Fortescue Metals shares had their biggest gain of the year but the Australian market slumped on concerns of how US authorities will respond to the biggest rise in inflation in 31 years.
Fortescue shares on Thursday jumped 8.19 per cent as materials and telecommunication stocks proved the only categories to close higher.
Andrew Forrest's company easily outperformed BHP (up 2.57 per cent) and Rio Tinto (up 1.86 per cent) and experts offered different reasons why.
Some pointed to an increase in iron ore futures prices. Others cited a deal between the company and a hydrogen provider to make zero-carbon aviation fuel.
Deep Data Analytics chief executive Mathan Somasundaram said investors were tipping that troubled Chinese property developers, important Fortescue customers, were about to gain easier credit access.

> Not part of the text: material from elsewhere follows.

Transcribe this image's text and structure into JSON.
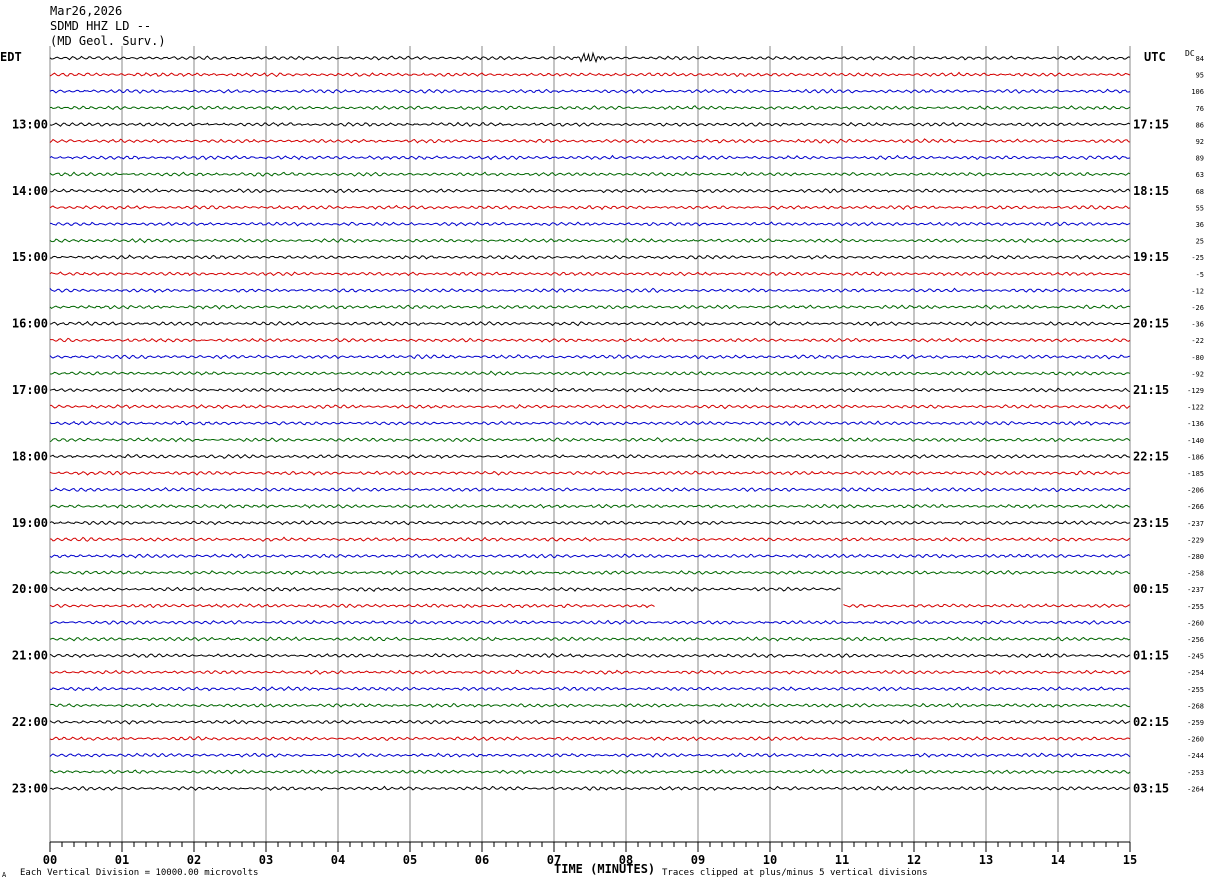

One of those developers, Evergrande, paid bondholders this week after recently accruing more than $US300 billion in liabilities.

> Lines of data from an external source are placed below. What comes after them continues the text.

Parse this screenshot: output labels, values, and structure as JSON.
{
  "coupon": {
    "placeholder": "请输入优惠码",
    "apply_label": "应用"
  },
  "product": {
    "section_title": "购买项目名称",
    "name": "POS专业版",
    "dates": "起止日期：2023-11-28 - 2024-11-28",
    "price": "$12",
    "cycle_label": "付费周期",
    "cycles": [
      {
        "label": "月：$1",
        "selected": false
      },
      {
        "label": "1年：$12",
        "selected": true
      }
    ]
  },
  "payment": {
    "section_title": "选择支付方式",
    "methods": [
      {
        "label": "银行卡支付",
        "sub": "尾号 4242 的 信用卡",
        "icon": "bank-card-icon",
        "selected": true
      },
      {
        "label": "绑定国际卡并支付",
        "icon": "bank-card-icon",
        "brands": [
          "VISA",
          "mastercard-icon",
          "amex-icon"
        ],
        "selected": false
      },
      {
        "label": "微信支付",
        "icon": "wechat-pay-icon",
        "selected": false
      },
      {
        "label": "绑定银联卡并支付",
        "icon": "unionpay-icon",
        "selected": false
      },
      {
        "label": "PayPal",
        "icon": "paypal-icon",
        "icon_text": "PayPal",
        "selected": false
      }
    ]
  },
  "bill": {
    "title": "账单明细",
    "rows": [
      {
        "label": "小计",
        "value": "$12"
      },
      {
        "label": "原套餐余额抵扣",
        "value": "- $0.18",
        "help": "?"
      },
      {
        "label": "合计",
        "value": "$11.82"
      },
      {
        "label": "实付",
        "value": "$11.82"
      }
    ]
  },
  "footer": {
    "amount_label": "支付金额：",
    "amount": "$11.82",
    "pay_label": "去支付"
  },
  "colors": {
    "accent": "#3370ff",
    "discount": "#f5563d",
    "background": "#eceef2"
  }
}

Fortescue investors were betting lawmakers would allow easier access to credit. This would lead to more ordering of iron ore for steel.
Yet the weight on most of the market was the US inflation figures which caused Wall Street to slide.

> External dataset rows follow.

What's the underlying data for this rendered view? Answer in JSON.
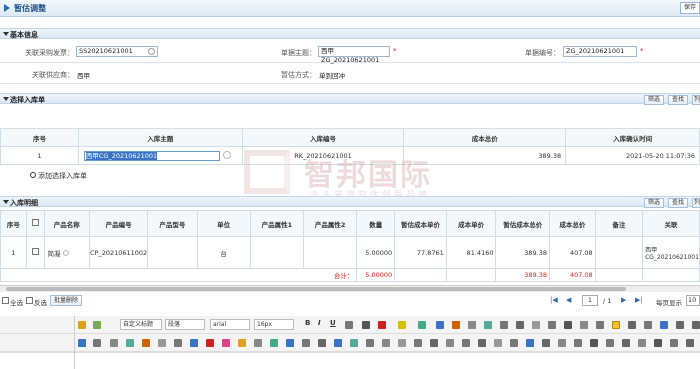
{
  "page": {
    "title": "暂估调整",
    "save_label": "保存"
  },
  "basic": {
    "section_label": "基本信息",
    "invoice_label": "关联采购发票：",
    "invoice_value": "SS20210621001",
    "subject_label": "单据主题：",
    "subject_value": "西甲ZG_20210621001",
    "number_label": "单据编号：",
    "number_value": "ZG_20210621001",
    "supplier_label": "关联供应商：",
    "supplier_value": "西甲",
    "method_label": "暂估方式：",
    "method_value": "单到回冲"
  },
  "inbound": {
    "section_label": "选择入库单",
    "btn_filter": "筛选",
    "btn_search": "查找",
    "btn_extra": "列",
    "headers": [
      "序号",
      "入库主题",
      "入库编号",
      "成本总价",
      "入库确认时间"
    ],
    "rows": [
      [
        "1",
        "西甲CG_20210621001",
        "RK_20210621001",
        "389.38",
        "2021-05-20 11:07:36"
      ]
    ],
    "add_label": "添加选择入库单"
  },
  "detail": {
    "section_label": "入库明细",
    "btn_filter": "筛选",
    "btn_search": "查找",
    "btn_extra": "列",
    "headers": [
      "序号",
      "产品名称",
      "产品编号",
      "产品型号",
      "单位",
      "产品属性1",
      "产品属性2",
      "数量",
      "暂估成本单价",
      "成本单价",
      "暂估成本总价",
      "成本总价",
      "备注",
      "关联"
    ],
    "rows": [
      [
        "1",
        "简凝",
        "CP_20210611002",
        "",
        "台",
        "",
        "",
        "5.00000",
        "77.8761",
        "81.4160",
        "389.38",
        "407.08",
        "",
        "西甲 CG_20210621001"
      ]
    ],
    "total_label": "合计：",
    "total_qty": "5.00000",
    "total_est": "389.38",
    "total_cost": "407.08"
  },
  "pager": {
    "select_all": "全选",
    "invert": "反选",
    "bulk_delete": "批量删除",
    "page": "1",
    "of": "/ 1",
    "per_page_label": "每页显示",
    "per_page": "10"
  },
  "editor": {
    "style": "自定义标题",
    "para": "段落",
    "font": "arial",
    "size": "16px"
  }
}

The US consumer price index delivered a jump of 0.9 per cent as demand for consumer goods in the pandemic outstrips supply.
Mr Somasundaram said the market was pricing in US rate rises next year.
"People are moving past the idea of inflation being transitory to it being persistently elevated," he said.
The benchmark S&P/ASX200 index closed lower by 42 points, or 0.57 per cent, to 7381.9.
The All Ordinaries closed down 36.2 points, or 0.47 per cent, to 7701.2.
Australia's jobless rate rose from 4.6 per cent to 5.2 per cent for October as more people sought work after coronavirus lockdowns.
The Australian dollar eased to 72 US cents. Traders anticipate the Reserve Bank will baulk at raising rates while unemployment moves higher.
On the market, Ramsay Health Care first-quarter earnings dropped after lockdowns stopped elective surgery in some countries.
The earnings were down 27.8 per cent to $197.4 million after parts of Australia, the UK and France were affected.
Shares dropped almost four per cent to $69.38.
Healthcare giant CSL was down 2.35 per cent to $306.83.
Gold miners did well after the inflation concerns. Evolution rose about five per cent. Northern Star improved by more than four per cent.
Bank losses varied. ANZ and Westpac were each down less than 0.2 per cent. The Commonwealth and NAB each shed about 1.6 per cent.
Accounting software vendor Xero has bought US group Locate Inventory for $25.9 million.
Locate provides software that helps companies manage their inventory.
Xero's first-half earnings fell 19 per cent due to more spending on sales, marketing and product development.
Shares fell 6.22 per cent to $138.12.
Explosives provider Orica posted a full-year loss due to a stronger Aussie dollar and fewer coal sales to China.
Geopolitical tensions between Australia and China were blamed for reduced thermal coal exports.
Shares were down 3.65 per cent to $14.77.
Media company Nine upgraded earnings guidance for its publishing arm from $30-40 million to $40-45 million.
Chairman Peter Costello said the advertising market had improved to be at pre-COVID levels.
Shares were up about three per cent to $3.05.
The Australian dollar was buying 73.11 US cents at 1719 AEDT, lower from 73.58 cents at Wednesday's close.
ON THE ASX
* The benchmark S&P/ASX200 index closed lower by 42 points, or 0.57 per cent, to 7381.9 on Thursday.
* The All Ordinaries closed down 36.2 points, or 0.47 per cent, to 7701.2.
* At 1719 AEDT, the SPI200 futures index was up 10 points, or 0.14 per cent, at 7381 points.
One Australian dollar buys:
* 73.11 US cents, from 73.58 cents on Wednesday
* 83.31 Japanese yen, from 83.03 yen
* 63.68 Euro cents, from 63.54 cents
* 54.48 British pence, from 54.28 pence
* 103.79 NZ cents, from 103.60 cents.